Balhana RJ, Singla A, Sikder MH, Withers M, Kendall SL - BMC Genomics (2015)

Functional classification of the products encoded by the divergent neighbouring genes. Genes that were divergently oriented to TFTRs with an intergenic region of 200 bp or less in M. tuberculosis, M. marinum, M. avium paratuberculosis and M. smegmatis were analysed as described in the materials and methods. Gene products that were enzymes were classified according to class (EC 1 to EC 6). Non enzymatic products were classified into membrane proteins, other proteins (e.g. transcriptional regulators), and proteins of unassigned function
© Copyright Policy - open-access
Related In: Results  -  Collection

License 1 - License 2
Show All Figures
getmorefigures.php?uid=PMC4482099&req=5
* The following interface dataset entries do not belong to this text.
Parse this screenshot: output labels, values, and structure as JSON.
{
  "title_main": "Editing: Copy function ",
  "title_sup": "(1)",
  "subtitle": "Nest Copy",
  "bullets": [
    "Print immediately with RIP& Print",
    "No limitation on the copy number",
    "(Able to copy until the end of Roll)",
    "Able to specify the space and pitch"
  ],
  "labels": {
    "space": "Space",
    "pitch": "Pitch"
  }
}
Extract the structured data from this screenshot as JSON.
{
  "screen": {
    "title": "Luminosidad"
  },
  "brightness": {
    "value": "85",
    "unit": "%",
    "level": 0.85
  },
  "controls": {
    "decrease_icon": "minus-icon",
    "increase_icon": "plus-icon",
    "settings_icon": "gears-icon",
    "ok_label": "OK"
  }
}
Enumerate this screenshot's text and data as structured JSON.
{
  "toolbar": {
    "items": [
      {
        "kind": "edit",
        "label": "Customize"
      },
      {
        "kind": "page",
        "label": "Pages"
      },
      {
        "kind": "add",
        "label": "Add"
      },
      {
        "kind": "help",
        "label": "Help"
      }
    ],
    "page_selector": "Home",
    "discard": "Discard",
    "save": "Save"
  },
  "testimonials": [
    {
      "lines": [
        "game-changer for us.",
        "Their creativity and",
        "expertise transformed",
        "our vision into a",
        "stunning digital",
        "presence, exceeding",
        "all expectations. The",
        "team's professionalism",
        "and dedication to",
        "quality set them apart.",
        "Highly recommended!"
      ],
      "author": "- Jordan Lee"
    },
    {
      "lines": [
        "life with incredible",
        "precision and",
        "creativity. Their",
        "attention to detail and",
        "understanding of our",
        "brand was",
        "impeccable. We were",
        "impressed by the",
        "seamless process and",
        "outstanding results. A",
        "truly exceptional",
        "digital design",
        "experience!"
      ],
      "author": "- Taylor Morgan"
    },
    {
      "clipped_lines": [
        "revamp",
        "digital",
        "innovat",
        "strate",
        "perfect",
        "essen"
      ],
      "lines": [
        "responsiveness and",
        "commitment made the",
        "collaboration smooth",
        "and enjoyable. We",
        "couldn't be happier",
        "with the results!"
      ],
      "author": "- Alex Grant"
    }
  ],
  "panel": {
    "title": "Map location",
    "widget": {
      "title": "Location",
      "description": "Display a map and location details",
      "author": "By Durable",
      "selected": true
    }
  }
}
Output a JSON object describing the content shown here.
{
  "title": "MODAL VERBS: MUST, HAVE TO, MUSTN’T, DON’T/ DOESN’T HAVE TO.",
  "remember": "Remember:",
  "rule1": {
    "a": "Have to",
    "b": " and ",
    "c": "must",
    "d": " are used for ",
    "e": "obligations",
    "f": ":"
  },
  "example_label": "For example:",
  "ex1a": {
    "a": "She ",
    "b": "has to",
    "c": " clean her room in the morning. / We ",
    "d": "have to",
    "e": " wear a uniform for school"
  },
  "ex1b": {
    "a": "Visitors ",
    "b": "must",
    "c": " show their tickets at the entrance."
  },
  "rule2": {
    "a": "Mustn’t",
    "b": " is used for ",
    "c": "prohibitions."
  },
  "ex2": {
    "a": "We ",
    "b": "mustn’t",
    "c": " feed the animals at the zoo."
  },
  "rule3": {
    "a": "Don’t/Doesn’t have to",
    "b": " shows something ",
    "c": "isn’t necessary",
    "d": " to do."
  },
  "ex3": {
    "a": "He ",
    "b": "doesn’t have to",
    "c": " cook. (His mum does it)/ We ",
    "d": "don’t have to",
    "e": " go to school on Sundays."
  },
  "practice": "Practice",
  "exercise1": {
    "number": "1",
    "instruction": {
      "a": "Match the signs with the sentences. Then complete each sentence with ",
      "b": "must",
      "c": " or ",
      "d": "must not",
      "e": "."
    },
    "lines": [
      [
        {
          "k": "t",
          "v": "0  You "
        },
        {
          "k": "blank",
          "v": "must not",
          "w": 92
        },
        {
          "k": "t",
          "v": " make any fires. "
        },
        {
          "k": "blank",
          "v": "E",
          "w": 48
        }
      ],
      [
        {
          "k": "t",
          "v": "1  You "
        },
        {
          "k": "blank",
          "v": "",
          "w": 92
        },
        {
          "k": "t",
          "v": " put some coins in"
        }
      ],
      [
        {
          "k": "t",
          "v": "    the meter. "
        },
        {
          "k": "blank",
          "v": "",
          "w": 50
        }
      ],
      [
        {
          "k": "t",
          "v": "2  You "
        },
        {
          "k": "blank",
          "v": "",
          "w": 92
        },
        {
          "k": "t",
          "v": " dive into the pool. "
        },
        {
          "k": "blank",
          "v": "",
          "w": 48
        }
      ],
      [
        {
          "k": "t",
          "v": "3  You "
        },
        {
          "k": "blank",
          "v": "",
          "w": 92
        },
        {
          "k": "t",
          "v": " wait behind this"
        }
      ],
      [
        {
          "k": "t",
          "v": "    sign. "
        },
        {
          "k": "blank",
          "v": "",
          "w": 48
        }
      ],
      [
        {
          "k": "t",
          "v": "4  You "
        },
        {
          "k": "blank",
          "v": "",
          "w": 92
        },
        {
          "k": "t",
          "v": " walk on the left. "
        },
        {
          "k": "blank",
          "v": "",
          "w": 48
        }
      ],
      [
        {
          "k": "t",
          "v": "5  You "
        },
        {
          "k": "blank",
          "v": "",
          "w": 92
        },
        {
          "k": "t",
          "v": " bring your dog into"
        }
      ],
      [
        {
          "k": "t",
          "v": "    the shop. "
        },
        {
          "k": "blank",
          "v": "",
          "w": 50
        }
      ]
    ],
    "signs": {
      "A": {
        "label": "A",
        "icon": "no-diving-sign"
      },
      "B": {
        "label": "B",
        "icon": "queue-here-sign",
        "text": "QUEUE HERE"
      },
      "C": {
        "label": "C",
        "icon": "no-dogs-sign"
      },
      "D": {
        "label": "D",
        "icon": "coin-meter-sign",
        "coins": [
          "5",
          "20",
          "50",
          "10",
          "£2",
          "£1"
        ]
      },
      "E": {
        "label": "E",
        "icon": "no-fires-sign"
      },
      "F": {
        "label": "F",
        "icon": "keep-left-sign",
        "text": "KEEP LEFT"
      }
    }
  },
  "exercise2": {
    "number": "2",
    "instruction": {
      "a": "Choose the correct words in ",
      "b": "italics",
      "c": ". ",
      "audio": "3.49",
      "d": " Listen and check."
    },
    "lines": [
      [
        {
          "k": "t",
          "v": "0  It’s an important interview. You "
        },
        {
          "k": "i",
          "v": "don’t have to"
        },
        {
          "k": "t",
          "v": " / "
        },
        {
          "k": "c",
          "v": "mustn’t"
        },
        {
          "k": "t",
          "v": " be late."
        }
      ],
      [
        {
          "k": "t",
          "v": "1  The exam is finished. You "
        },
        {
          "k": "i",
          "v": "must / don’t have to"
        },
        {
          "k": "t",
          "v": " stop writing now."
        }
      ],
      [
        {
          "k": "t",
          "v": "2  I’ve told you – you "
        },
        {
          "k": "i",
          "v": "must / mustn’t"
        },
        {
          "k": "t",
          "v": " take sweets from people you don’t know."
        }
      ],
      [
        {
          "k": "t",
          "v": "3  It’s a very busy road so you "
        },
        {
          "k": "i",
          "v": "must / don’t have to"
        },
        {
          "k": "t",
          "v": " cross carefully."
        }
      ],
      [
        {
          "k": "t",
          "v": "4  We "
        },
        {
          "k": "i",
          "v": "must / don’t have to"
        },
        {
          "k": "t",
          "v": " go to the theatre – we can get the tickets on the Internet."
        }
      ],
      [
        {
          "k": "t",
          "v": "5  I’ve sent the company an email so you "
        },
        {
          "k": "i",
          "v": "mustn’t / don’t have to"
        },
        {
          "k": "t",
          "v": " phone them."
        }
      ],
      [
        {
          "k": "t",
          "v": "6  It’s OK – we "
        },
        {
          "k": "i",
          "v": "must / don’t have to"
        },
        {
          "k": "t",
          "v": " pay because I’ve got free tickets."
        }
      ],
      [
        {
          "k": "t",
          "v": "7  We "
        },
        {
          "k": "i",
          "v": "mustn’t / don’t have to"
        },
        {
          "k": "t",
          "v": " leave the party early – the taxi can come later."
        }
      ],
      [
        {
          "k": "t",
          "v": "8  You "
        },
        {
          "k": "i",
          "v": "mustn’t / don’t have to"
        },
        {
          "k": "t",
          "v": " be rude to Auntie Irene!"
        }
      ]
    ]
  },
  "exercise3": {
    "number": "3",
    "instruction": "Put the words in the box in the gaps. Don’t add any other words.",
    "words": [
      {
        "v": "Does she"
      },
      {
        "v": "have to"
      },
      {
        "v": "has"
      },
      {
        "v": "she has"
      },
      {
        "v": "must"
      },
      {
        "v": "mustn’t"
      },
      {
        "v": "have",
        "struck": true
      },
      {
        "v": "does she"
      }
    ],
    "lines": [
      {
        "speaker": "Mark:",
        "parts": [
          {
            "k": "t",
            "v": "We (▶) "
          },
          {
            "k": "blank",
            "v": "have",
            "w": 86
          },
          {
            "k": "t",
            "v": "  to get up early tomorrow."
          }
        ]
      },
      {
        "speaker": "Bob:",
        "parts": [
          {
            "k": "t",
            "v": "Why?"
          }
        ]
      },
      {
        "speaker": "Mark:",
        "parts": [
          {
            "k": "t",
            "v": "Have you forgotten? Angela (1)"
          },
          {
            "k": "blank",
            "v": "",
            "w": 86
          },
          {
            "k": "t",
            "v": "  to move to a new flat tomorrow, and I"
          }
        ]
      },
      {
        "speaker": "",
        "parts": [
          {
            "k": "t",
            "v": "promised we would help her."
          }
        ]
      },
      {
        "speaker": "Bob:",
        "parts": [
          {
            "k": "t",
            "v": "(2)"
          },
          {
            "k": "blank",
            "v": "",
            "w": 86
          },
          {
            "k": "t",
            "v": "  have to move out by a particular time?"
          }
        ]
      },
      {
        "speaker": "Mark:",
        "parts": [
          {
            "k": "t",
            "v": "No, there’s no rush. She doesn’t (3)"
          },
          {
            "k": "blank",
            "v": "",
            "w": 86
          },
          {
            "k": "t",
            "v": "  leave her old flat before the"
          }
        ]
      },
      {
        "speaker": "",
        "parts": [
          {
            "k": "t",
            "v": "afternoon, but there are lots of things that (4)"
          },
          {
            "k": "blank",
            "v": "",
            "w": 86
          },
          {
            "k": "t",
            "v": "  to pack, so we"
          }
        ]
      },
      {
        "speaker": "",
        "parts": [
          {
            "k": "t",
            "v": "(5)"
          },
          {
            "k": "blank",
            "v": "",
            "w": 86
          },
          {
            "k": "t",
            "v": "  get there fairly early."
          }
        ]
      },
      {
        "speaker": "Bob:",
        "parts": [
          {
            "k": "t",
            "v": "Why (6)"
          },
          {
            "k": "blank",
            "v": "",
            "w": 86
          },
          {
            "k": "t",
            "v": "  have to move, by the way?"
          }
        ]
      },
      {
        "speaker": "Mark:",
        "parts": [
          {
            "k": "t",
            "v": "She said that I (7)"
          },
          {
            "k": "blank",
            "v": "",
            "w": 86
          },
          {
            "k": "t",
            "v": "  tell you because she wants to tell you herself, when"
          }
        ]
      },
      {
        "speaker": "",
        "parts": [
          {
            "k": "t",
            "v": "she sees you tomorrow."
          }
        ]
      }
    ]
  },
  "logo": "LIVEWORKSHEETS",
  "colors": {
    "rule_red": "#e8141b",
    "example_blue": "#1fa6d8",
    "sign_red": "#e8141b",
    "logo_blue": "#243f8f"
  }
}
Fig4: Functional classification of the products encoded by the divergent neighbouring genes. Genes that were divergently oriented to TFTRs with an intergenic region of 200 bp or less in M. tuberculosis, M. marinum, M. avium paratuberculosis and M. smegmatis were analysed as described in the materials and methods. Gene products that were enzymes were classified according to class (EC 1 to EC 6). Non enzymatic products were classified into membrane proteins, other proteins (e.g. transcriptional regulators), and proteins of unassigned function
Mentions: We examined the functions of the genes divergent to the TFTRs in the six mycobacterial genomes in order to determine the possible functions regulated. We only included those genes that were separated from their divergent TFTRs by 200 bp or less. 340 genes from four different genomes (M. tuberculosis, M. avium paratuberculosis, M. marinum M. ulcerans, M. gilvum and M. smegmatis) were analysed in total. The results are shown in Fig. 4.Fig. 4

Bottom Line: We examined genomic contexts of 663 of the conserved TFTRs and observed that the majority of TFTRs are separated by 200 bp or less from divergently oriented genes.Analyses of divergent genes indicated that the TFTRs control diverse biochemical functions not limited to efflux pumps.TFTRs typically bind to palindromic motifs and we identified 11 highly significant novel motifs in the upstream regions of divergently oriented TFTRs.

View Article: PubMed Central - PubMed

Affiliation: Department of Pathology and Pathogen Biology, The Royal Veterinary College, Royal College street, Camden, London, NW1 OTU, UK. r.balhana@surrey.ac.uk.

ABSTRACT

Background: Mycobacteria inhabit diverse niches and display high metabolic versatility. They can colonise both humans and animals and are also able to survive in the environment. In order to succeed, response to environmental cues via transcriptional regulation is required. In this study we focused on the TetR family of transcriptional regulators (TFTRs) in mycobacteria.

Results: We used InterPro to classify the entire complement of transcriptional regulators in 10 mycobacterial species and these analyses showed that TFTRs are the most abundant family of regulators in all species. We identified those TFTRs that are conserved across all species analysed and those that are unique to the pathogens included in the analysis. We examined genomic contexts of 663 of the conserved TFTRs and observed that the majority of TFTRs are separated by 200 bp or less from divergently oriented genes. Analyses of divergent genes indicated that the TFTRs control diverse biochemical functions not limited to efflux pumps. TFTRs typically bind to palindromic motifs and we identified 11 highly significant novel motifs in the upstream regions of divergently oriented TFTRs. The C-terminal ligand binding domain from the TFTR complement in M. tuberculosis showed great diversity in amino acid sequence but with an overall architecture common to other TFTRs.

Conclusion: This study suggests that mycobacteria depend on TFTRs for the transcriptional control of a number of metabolic functions yet the physiological role of the majority of these regulators remain unknown.

No MeSH data available.


Related in: MedlinePlus